Directions: Using the records below, filter out every line that lacks "hint" and copy the rest.

Exercise inputs:
[Start of section]
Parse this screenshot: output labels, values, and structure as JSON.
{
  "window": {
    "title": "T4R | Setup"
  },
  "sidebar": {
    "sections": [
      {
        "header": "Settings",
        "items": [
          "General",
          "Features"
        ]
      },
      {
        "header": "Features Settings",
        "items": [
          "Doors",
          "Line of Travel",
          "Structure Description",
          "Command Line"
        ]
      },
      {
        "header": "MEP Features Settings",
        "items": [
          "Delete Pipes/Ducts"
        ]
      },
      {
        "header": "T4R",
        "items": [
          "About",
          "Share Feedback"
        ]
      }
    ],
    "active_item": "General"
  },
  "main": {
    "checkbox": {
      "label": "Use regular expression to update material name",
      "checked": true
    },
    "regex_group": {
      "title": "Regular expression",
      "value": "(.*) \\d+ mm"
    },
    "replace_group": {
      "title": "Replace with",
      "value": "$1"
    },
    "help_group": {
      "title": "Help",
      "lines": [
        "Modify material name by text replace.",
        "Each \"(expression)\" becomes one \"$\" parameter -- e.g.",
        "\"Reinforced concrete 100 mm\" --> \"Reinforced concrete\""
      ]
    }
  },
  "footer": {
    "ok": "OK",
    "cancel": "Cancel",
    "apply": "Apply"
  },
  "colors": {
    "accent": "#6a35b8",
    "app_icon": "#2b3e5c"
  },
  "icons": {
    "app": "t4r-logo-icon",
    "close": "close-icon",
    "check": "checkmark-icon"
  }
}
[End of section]
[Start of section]
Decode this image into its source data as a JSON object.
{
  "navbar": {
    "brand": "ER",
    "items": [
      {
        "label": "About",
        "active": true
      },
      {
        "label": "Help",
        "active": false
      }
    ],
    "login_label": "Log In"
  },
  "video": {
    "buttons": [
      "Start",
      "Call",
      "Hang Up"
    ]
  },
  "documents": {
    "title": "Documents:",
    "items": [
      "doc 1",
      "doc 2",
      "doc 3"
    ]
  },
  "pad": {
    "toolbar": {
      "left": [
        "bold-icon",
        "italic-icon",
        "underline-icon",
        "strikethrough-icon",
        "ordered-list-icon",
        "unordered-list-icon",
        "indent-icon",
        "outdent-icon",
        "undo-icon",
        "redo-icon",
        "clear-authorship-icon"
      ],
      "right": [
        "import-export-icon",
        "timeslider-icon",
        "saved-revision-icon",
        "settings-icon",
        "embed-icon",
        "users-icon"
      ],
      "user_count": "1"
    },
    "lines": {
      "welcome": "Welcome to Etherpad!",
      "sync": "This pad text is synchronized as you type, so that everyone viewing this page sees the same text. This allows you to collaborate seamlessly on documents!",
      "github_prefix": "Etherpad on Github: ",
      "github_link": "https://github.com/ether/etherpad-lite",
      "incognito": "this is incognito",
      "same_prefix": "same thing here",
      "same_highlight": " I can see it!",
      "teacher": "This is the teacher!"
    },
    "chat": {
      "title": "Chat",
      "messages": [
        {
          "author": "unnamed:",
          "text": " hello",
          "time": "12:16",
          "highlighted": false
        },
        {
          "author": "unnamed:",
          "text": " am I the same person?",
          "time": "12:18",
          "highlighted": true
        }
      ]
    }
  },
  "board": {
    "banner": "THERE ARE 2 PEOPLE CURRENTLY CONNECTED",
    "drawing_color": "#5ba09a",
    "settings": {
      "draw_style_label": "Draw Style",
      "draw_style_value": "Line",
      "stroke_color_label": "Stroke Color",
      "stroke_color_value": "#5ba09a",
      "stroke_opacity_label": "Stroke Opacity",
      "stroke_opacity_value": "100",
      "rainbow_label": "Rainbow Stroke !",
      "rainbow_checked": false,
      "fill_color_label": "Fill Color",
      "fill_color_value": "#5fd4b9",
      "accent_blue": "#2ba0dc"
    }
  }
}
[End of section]
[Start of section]
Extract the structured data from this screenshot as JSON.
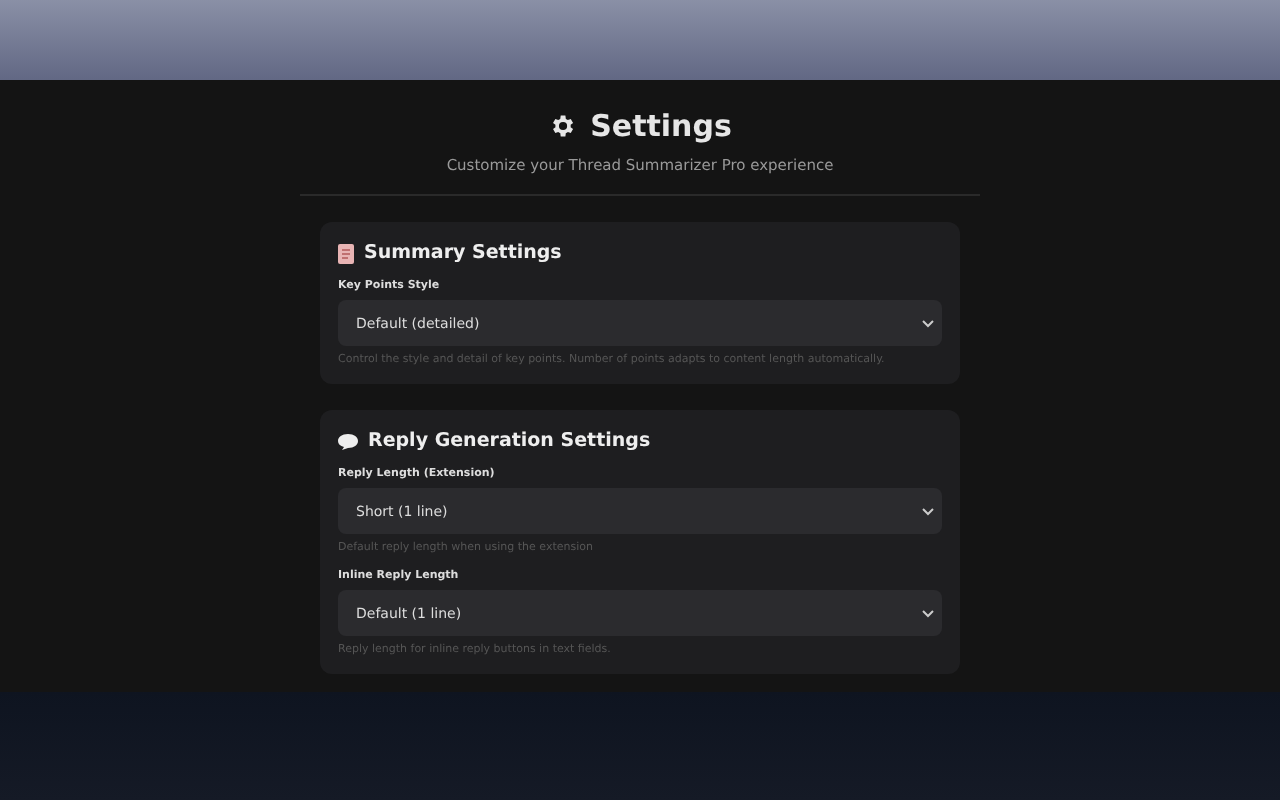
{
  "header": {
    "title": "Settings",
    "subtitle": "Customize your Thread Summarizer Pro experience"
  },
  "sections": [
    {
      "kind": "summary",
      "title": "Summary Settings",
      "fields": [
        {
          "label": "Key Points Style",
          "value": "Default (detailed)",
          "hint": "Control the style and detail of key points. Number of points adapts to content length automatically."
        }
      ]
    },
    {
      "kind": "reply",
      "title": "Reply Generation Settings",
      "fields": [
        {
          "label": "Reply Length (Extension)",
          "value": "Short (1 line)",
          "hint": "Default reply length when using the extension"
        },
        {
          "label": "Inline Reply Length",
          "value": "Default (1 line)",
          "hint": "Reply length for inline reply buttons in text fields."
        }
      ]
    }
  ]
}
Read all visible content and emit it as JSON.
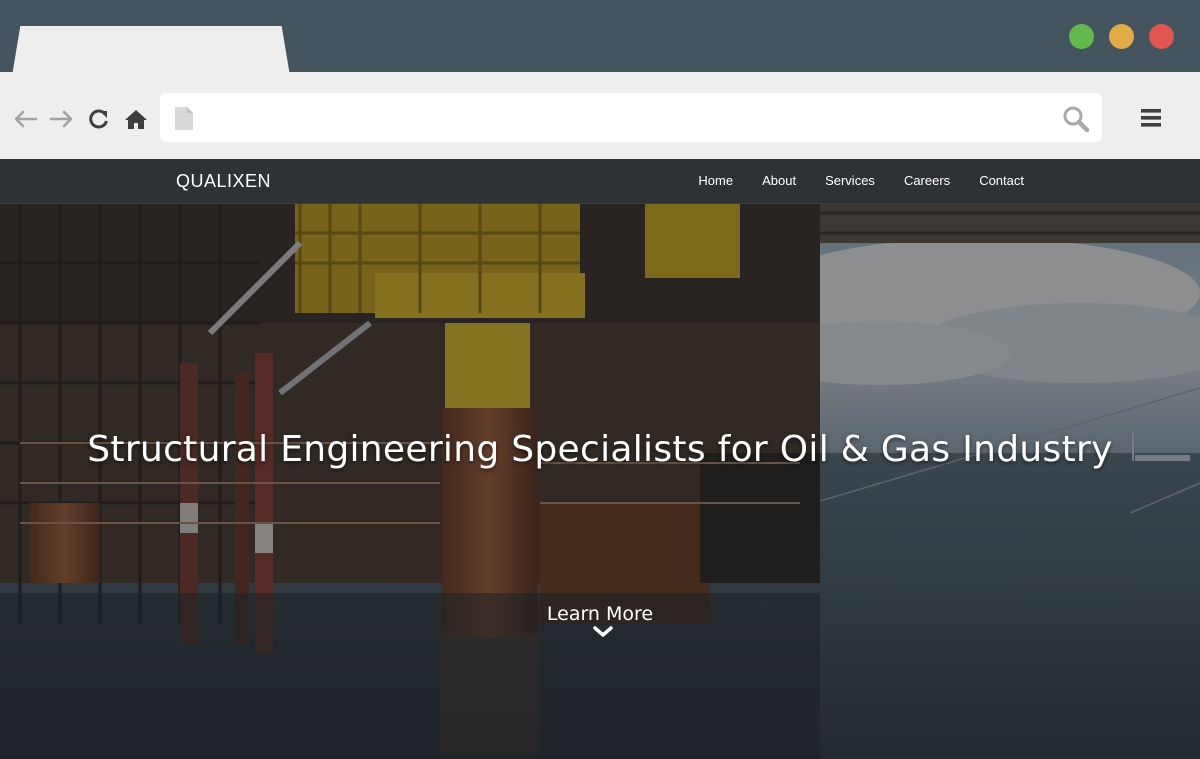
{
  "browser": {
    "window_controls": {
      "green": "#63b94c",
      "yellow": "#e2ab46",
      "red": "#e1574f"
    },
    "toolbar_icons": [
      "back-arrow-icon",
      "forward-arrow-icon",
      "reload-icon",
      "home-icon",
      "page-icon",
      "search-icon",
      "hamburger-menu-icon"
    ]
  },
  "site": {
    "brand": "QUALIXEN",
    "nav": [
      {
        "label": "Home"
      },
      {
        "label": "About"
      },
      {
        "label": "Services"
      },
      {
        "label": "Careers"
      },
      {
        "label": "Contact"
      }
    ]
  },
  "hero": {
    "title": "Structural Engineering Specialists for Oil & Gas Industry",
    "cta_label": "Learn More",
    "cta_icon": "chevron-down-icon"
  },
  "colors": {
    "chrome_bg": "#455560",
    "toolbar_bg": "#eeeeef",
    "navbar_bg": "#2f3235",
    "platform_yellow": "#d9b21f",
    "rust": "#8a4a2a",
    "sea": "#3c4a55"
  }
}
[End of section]
Reply to the task:
          "hint": "Control the style and detail of key points. Number of points adapts to content length automatically."
          "hint": "Default reply length when using the extension"
          "hint": "Reply length for inline reply buttons in text fields."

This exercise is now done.